Information supplied ▸
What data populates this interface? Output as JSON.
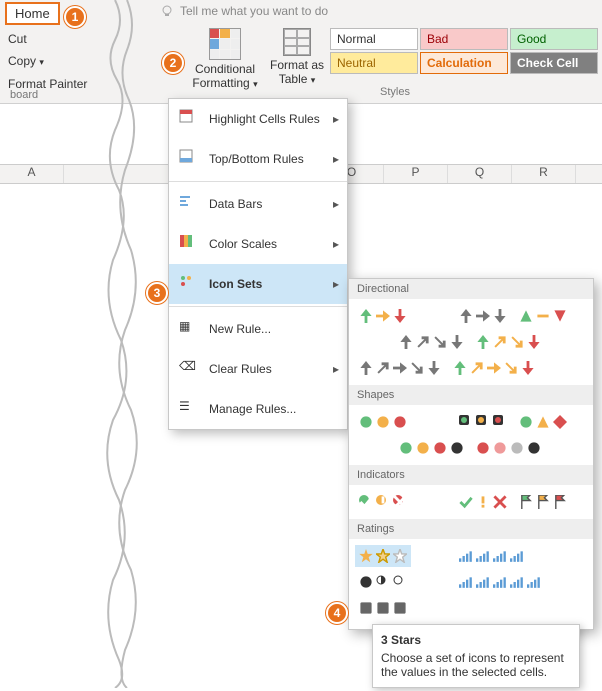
{
  "tabs": {
    "home": "Home"
  },
  "tell_me": "Tell me what you want to do",
  "clipboard": {
    "cut": "Cut",
    "copy": "Copy",
    "painter": "Format Painter",
    "label": "board"
  },
  "cf": {
    "label_l1": "Conditional",
    "label_l2": "Formatting"
  },
  "ft": {
    "label_l1": "Format as",
    "label_l2": "Table"
  },
  "styles": {
    "normal": {
      "t": "Normal",
      "bg": "#ffffff",
      "fg": "#333",
      "bd": "#bbb"
    },
    "bad": {
      "t": "Bad",
      "bg": "#f9c9c9",
      "fg": "#9c0006"
    },
    "good": {
      "t": "Good",
      "bg": "#c6efce",
      "fg": "#006100"
    },
    "neutral": {
      "t": "Neutral",
      "bg": "#ffeb9c",
      "fg": "#9c6500"
    },
    "calculation": {
      "t": "Calculation",
      "bg": "#fde9d9",
      "fg": "#e26b0a",
      "bd": "#e26b0a"
    },
    "checkcell": {
      "t": "Check Cell",
      "bg": "#808080",
      "fg": "#ffffff"
    }
  },
  "styles_label": "Styles",
  "cols": [
    "A",
    "",
    "",
    "",
    "",
    "O",
    "P",
    "Q",
    "R"
  ],
  "dd": {
    "hcr": "Highlight Cells Rules",
    "tbr": "Top/Bottom Rules",
    "db": "Data Bars",
    "cs": "Color Scales",
    "is": "Icon Sets",
    "nr": "New Rule...",
    "cr": "Clear Rules",
    "mr": "Manage Rules..."
  },
  "cats": {
    "dir": "Directional",
    "shp": "Shapes",
    "ind": "Indicators",
    "rat": "Ratings"
  },
  "tooltip": {
    "title": "3 Stars",
    "body": "Choose a set of icons to represent the values in the selected cells."
  },
  "callouts": {
    "1": "1",
    "2": "2",
    "3": "3",
    "4": "4"
  }
}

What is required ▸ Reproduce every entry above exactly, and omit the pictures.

Written solution ▸
What data populates this interface? Output as JSON.
{
  "tabs": {
    "home": "Home"
  },
  "tell_me": "Tell me what you want to do",
  "clipboard": {
    "cut": "Cut",
    "copy": "Copy",
    "painter": "Format Painter",
    "label": "board"
  },
  "cf": {
    "label_l1": "Conditional",
    "label_l2": "Formatting"
  },
  "ft": {
    "label_l1": "Format as",
    "label_l2": "Table"
  },
  "styles": {
    "normal": {
      "t": "Normal",
      "bg": "#ffffff",
      "fg": "#333",
      "bd": "#bbb"
    },
    "bad": {
      "t": "Bad",
      "bg": "#f9c9c9",
      "fg": "#9c0006"
    },
    "good": {
      "t": "Good",
      "bg": "#c6efce",
      "fg": "#006100"
    },
    "neutral": {
      "t": "Neutral",
      "bg": "#ffeb9c",
      "fg": "#9c6500"
    },
    "calculation": {
      "t": "Calculation",
      "bg": "#fde9d9",
      "fg": "#e26b0a",
      "bd": "#e26b0a"
    },
    "checkcell": {
      "t": "Check Cell",
      "bg": "#808080",
      "fg": "#ffffff"
    }
  },
  "styles_label": "Styles",
  "cols": [
    "A",
    "",
    "",
    "",
    "",
    "O",
    "P",
    "Q",
    "R"
  ],
  "dd": {
    "hcr": "Highlight Cells Rules",
    "tbr": "Top/Bottom Rules",
    "db": "Data Bars",
    "cs": "Color Scales",
    "is": "Icon Sets",
    "nr": "New Rule...",
    "cr": "Clear Rules",
    "mr": "Manage Rules..."
  },
  "cats": {
    "dir": "Directional",
    "shp": "Shapes",
    "ind": "Indicators",
    "rat": "Ratings"
  },
  "tooltip": {
    "title": "3 Stars",
    "body": "Choose a set of icons to represent the values in the selected cells."
  },
  "callouts": {
    "1": "1",
    "2": "2",
    "3": "3",
    "4": "4"
  }
}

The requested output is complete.